TASK REQUIREMENTS:
From the first entry to the last, copy everything exactly except the pictures.

Start of DATA FOR ANALYSIS

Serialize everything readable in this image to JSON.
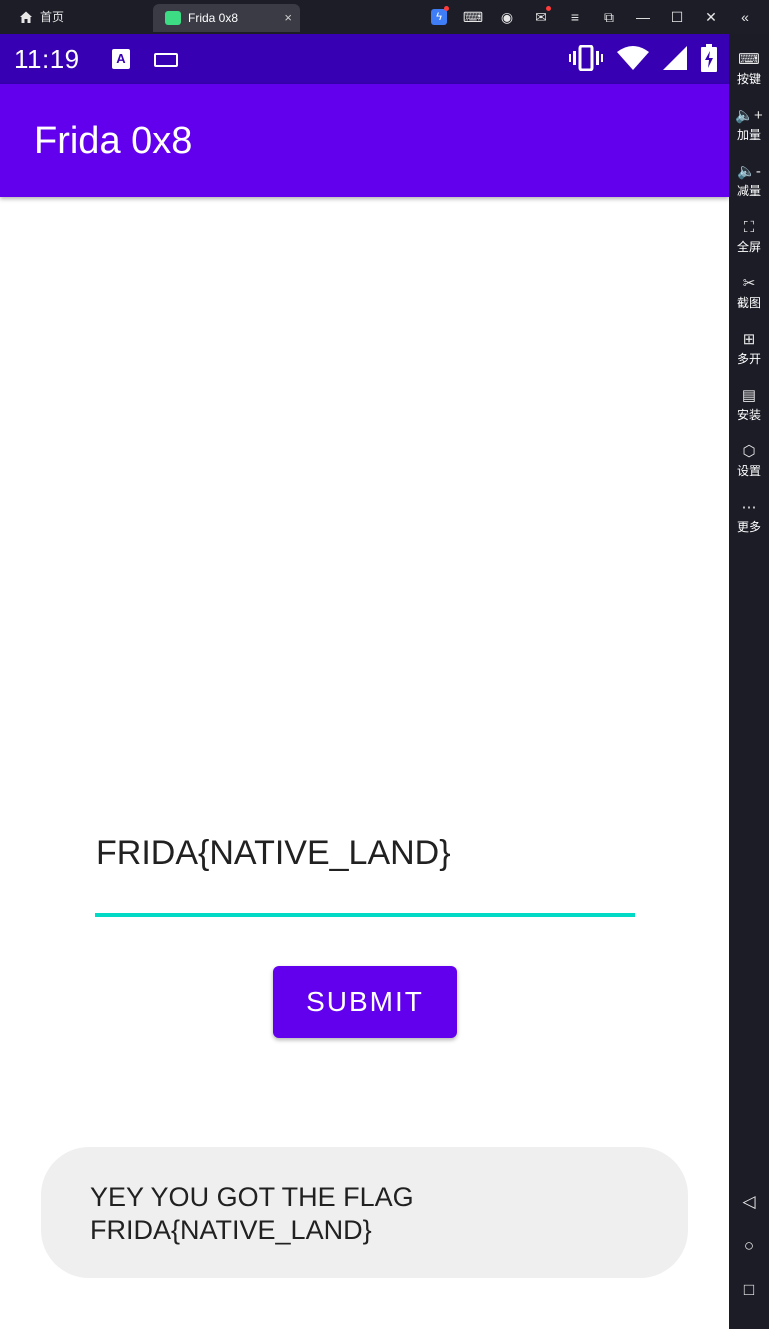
{
  "window": {
    "home_tab_label": "首页",
    "app_tab_label": "Frida 0x8",
    "tab_close": "×",
    "controls": [
      {
        "name": "bolt-icon",
        "glyph": "ϟ"
      },
      {
        "name": "gamepad-icon",
        "glyph": "⌨"
      },
      {
        "name": "account-icon",
        "glyph": "◉"
      },
      {
        "name": "mail-icon",
        "glyph": "✉"
      },
      {
        "name": "menu-icon",
        "glyph": "≡"
      },
      {
        "name": "restore-icon",
        "glyph": "⧉"
      },
      {
        "name": "minimize-icon",
        "glyph": "—"
      },
      {
        "name": "maximize-icon",
        "glyph": "☐"
      },
      {
        "name": "close-icon",
        "glyph": "✕"
      },
      {
        "name": "collapse-icon",
        "glyph": "«"
      }
    ]
  },
  "status_bar": {
    "time": "11:19",
    "a_badge": "A",
    "background": "#3700b3"
  },
  "app_bar": {
    "title": "Frida 0x8",
    "color": "#6200ee"
  },
  "main": {
    "input_value": "FRIDA{NATIVE_LAND}",
    "underline_color": "#03dac5",
    "submit_label": "SUBMIT"
  },
  "toast": {
    "line1": "YEY YOU GOT THE FLAG",
    "line2": "FRIDA{NATIVE_LAND}"
  },
  "sidebar": {
    "items": [
      {
        "label": "按键",
        "icon": "keyboard-icon",
        "glyph": "⌨"
      },
      {
        "label": "加量",
        "icon": "volume-up-icon",
        "glyph": "🔈+"
      },
      {
        "label": "减量",
        "icon": "volume-down-icon",
        "glyph": "🔈-"
      },
      {
        "label": "全屏",
        "icon": "fullscreen-icon",
        "glyph": "⛶"
      },
      {
        "label": "截图",
        "icon": "scissors-icon",
        "glyph": "✂"
      },
      {
        "label": "多开",
        "icon": "multi-instance-icon",
        "glyph": "⊞"
      },
      {
        "label": "安装",
        "icon": "apk-icon",
        "glyph": "▤"
      },
      {
        "label": "设置",
        "icon": "settings-icon",
        "glyph": "⬡"
      },
      {
        "label": "更多",
        "icon": "more-icon",
        "glyph": "⋯"
      }
    ],
    "nav": [
      {
        "icon": "back-icon",
        "glyph": "◁"
      },
      {
        "icon": "home-icon",
        "glyph": "○"
      },
      {
        "icon": "recents-icon",
        "glyph": "□"
      }
    ]
  }
}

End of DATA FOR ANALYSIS

EXERCISE RESPONSE:
Serialize everything readable in this image to JSON.
{
  "window": {
    "home_tab_label": "首页",
    "app_tab_label": "Frida 0x8",
    "tab_close": "×",
    "controls": [
      {
        "name": "bolt-icon",
        "glyph": "ϟ"
      },
      {
        "name": "gamepad-icon",
        "glyph": "⌨"
      },
      {
        "name": "account-icon",
        "glyph": "◉"
      },
      {
        "name": "mail-icon",
        "glyph": "✉"
      },
      {
        "name": "menu-icon",
        "glyph": "≡"
      },
      {
        "name": "restore-icon",
        "glyph": "⧉"
      },
      {
        "name": "minimize-icon",
        "glyph": "—"
      },
      {
        "name": "maximize-icon",
        "glyph": "☐"
      },
      {
        "name": "close-icon",
        "glyph": "✕"
      },
      {
        "name": "collapse-icon",
        "glyph": "«"
      }
    ]
  },
  "status_bar": {
    "time": "11:19",
    "a_badge": "A",
    "background": "#3700b3"
  },
  "app_bar": {
    "title": "Frida 0x8",
    "color": "#6200ee"
  },
  "main": {
    "input_value": "FRIDA{NATIVE_LAND}",
    "underline_color": "#03dac5",
    "submit_label": "SUBMIT"
  },
  "toast": {
    "line1": "YEY YOU GOT THE FLAG",
    "line2": "FRIDA{NATIVE_LAND}"
  },
  "sidebar": {
    "items": [
      {
        "label": "按键",
        "icon": "keyboard-icon",
        "glyph": "⌨"
      },
      {
        "label": "加量",
        "icon": "volume-up-icon",
        "glyph": "🔈+"
      },
      {
        "label": "减量",
        "icon": "volume-down-icon",
        "glyph": "🔈-"
      },
      {
        "label": "全屏",
        "icon": "fullscreen-icon",
        "glyph": "⛶"
      },
      {
        "label": "截图",
        "icon": "scissors-icon",
        "glyph": "✂"
      },
      {
        "label": "多开",
        "icon": "multi-instance-icon",
        "glyph": "⊞"
      },
      {
        "label": "安装",
        "icon": "apk-icon",
        "glyph": "▤"
      },
      {
        "label": "设置",
        "icon": "settings-icon",
        "glyph": "⬡"
      },
      {
        "label": "更多",
        "icon": "more-icon",
        "glyph": "⋯"
      }
    ],
    "nav": [
      {
        "icon": "back-icon",
        "glyph": "◁"
      },
      {
        "icon": "home-icon",
        "glyph": "○"
      },
      {
        "icon": "recents-icon",
        "glyph": "□"
      }
    ]
  }
}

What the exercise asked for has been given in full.